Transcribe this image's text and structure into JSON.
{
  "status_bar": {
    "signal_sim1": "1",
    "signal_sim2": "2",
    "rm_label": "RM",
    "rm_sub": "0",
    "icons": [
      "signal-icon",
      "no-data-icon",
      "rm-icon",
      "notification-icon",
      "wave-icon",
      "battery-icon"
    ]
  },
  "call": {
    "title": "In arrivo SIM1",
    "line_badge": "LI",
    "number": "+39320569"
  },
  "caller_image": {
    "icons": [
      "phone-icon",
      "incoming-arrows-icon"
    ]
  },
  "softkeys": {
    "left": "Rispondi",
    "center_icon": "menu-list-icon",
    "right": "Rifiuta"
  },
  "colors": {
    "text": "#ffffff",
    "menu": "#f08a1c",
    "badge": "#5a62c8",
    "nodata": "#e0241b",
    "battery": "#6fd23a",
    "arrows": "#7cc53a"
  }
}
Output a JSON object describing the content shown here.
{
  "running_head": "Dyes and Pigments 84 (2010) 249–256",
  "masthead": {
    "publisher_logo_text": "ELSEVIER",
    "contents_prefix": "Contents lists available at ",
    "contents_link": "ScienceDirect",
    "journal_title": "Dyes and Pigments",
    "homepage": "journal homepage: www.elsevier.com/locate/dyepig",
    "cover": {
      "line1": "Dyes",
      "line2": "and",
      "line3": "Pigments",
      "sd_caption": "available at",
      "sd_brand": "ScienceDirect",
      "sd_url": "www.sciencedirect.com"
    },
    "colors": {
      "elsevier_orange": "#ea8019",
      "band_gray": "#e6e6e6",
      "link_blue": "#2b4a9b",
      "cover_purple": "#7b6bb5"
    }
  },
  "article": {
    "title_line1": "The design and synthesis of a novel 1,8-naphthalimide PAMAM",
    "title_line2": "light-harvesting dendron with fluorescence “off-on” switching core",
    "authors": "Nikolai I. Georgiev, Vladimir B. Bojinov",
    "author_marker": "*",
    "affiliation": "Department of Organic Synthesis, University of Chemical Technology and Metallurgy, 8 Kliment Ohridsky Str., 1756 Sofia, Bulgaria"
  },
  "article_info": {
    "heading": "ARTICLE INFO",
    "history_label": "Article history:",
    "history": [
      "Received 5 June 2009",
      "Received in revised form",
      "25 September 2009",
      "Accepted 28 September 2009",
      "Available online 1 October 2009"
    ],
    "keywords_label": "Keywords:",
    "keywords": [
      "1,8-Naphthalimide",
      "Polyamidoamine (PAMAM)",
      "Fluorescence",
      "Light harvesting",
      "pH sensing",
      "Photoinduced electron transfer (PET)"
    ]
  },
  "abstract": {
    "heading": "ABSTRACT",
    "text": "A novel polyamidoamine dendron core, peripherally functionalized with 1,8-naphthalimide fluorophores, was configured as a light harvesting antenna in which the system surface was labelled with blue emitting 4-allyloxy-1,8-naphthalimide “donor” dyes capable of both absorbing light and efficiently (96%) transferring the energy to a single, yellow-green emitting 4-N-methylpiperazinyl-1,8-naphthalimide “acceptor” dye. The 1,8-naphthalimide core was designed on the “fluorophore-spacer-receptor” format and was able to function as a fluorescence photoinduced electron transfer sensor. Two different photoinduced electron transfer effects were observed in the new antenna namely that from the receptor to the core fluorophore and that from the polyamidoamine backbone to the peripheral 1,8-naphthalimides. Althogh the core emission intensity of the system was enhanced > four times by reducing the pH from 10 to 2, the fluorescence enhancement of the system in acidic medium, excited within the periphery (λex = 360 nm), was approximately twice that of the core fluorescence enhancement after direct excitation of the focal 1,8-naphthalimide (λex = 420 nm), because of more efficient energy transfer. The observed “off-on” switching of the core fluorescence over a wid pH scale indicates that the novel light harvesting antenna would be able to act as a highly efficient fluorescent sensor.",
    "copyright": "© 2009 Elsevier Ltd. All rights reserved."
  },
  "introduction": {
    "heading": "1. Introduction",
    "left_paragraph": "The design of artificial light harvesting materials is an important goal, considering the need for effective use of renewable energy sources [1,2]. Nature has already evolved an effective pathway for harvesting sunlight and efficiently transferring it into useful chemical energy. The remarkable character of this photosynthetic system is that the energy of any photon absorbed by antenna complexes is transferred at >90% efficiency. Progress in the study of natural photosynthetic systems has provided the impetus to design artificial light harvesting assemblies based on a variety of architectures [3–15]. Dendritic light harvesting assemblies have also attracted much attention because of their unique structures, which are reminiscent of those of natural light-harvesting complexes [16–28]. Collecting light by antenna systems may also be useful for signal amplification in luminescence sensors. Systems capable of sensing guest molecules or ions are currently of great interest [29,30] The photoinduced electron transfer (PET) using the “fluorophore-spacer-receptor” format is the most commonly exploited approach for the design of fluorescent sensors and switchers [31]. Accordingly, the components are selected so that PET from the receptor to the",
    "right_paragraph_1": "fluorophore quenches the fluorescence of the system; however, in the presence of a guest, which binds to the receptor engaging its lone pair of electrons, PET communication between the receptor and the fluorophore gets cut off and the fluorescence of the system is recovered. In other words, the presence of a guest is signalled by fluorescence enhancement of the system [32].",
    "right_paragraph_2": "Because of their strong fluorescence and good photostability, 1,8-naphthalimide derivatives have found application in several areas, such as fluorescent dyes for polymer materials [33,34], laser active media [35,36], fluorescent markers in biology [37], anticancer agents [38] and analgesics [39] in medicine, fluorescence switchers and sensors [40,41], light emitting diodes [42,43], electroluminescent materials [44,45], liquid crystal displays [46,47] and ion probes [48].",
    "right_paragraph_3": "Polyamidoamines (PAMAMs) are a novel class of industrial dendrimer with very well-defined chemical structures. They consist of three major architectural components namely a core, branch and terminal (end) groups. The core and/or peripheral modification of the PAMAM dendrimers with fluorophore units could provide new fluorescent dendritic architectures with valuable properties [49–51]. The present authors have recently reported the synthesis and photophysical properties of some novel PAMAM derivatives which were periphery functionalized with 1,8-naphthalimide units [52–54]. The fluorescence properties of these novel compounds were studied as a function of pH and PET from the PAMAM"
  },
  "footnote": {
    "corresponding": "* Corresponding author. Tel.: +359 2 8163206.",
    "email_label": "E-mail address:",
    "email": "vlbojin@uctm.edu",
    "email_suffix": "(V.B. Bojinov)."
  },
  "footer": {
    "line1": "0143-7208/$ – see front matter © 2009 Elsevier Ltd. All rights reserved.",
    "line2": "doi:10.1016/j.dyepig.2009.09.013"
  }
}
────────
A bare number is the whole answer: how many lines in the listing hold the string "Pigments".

3